Continue before surgery, but do not take DPP-4 inhibitors on the morning of surgery.
Continue both thyroid replacement and antithyroid medications without dose adjustments before and on the day of surgery.
Continue chronic corticosteroid treatment before and on the day of surgery. Patients receiving longer-term, higher-dose therapy might need supplemental dosing intraoperatively and postoperatively.
Continue pituitary medications both before and on the day of surgery.
Continue androgenic hormones medications both before and on the day of surgery, but consider the potential for postoperative venous thromboembolism (VTE) risk.
Continue estrogens both before and on the day of surgery, but consider potential for increased risk of VTE if continued and pregnancy risk if withheld (if taken for contraception).

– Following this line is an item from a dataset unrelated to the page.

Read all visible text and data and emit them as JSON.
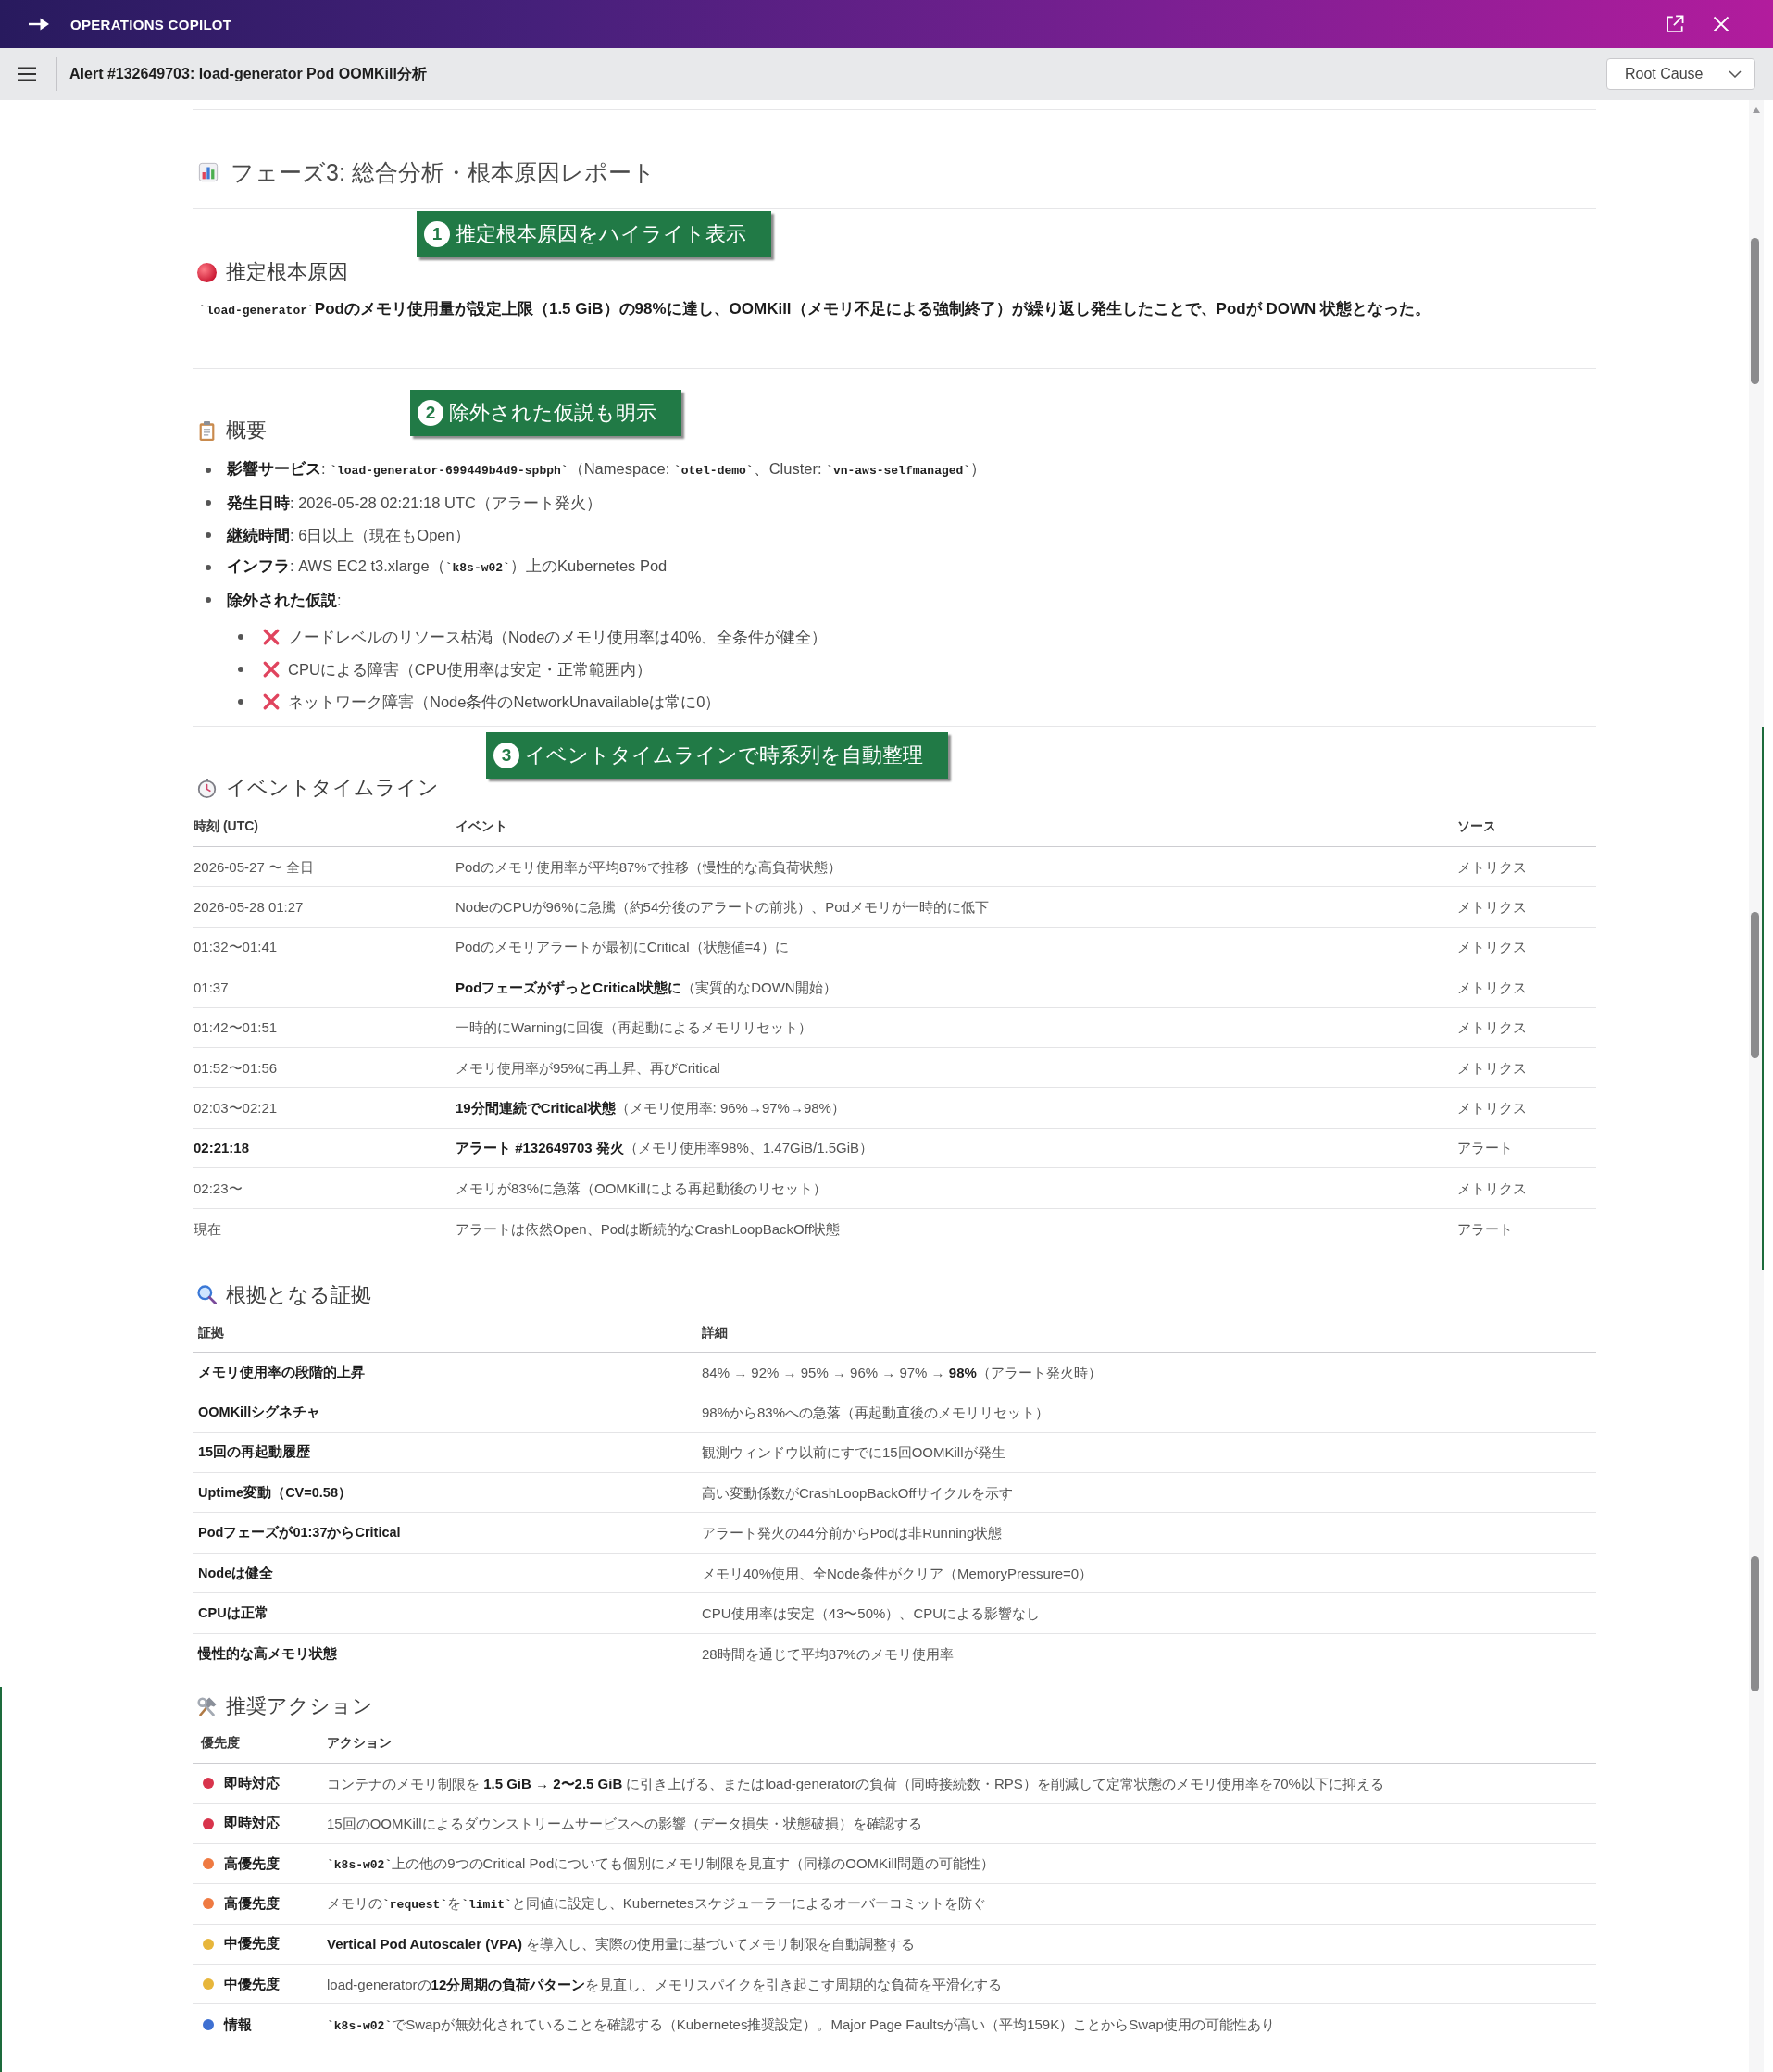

Continue progestins both before and on the day of surgery.
Selective Estrogen receptor modulators-
Continue SERMs both before and on the day of surgery if taken for breast cancer prevention or treatment, but consider potential for increased wound complication and VTE risk if continued. If SERMs are taken for other indications and additional patient- or surgery-specific risk factors for VTE are present, stop SERMs at least 7 days before surgery.
Continue aromatase inhibitors both before and on the day of surgery, but consider potential for increased wound complications if continued.
Bone and Calcium disorder Medicines-
Continue parathyroid hormone, calcimimetics, calcitonin, and denosumab before surgery and on the day of surgery. Bisphosphonates can be taken before surgery, but they should not be taken on the day of surgery.
Alpha-1 adrenergic antagonists-
Continue alpha-1 adrenergic antagonists up to and including the day of surgery. In patients undergoing cataract surgery, consider discussion with the ophthalmologist.
5 Alpha reductase Inhibitors-
Continue 5-ARIs up to and including the day of surgery.
Anticholinergic bladder dysfunction medications-
Continue before surgery but do not take anticholinergic bladder dysfunction medications on the morning of surgery.
Antineoplastic urologic medications-
Continue antineoplastic urologic medications up to and including the day of surgery.
Dr Kartikeya Kohli is an Internal Medicine Consultant at Sitaram Bhartia Hospital in Delhi with super speciality training in Nephrology. He has worked with various eminent hospitals like Indraprastha Apollo Hospital, Sir Gangaram Hospital. He holds an MBBS from Kasturba Medical College Manipal, DNB Internal Medicine, Post Graduate Diploma in Clinical Research and Business Development, Fellow DNB Nephrology, MRCP and ECFMG Certification. He has been closely associated with India Medical Association South Delhi Branch and Delhi Medical Association and has been organising continuing medical education programs on their behalf from time to time. Further he has been contributing medical articles for their newsletters as well. He is also associated with electronic media and TV for conduction and presentation of health programs. He has been associated with Medical Dialogues for last 3 years and contributing articles on regular basis.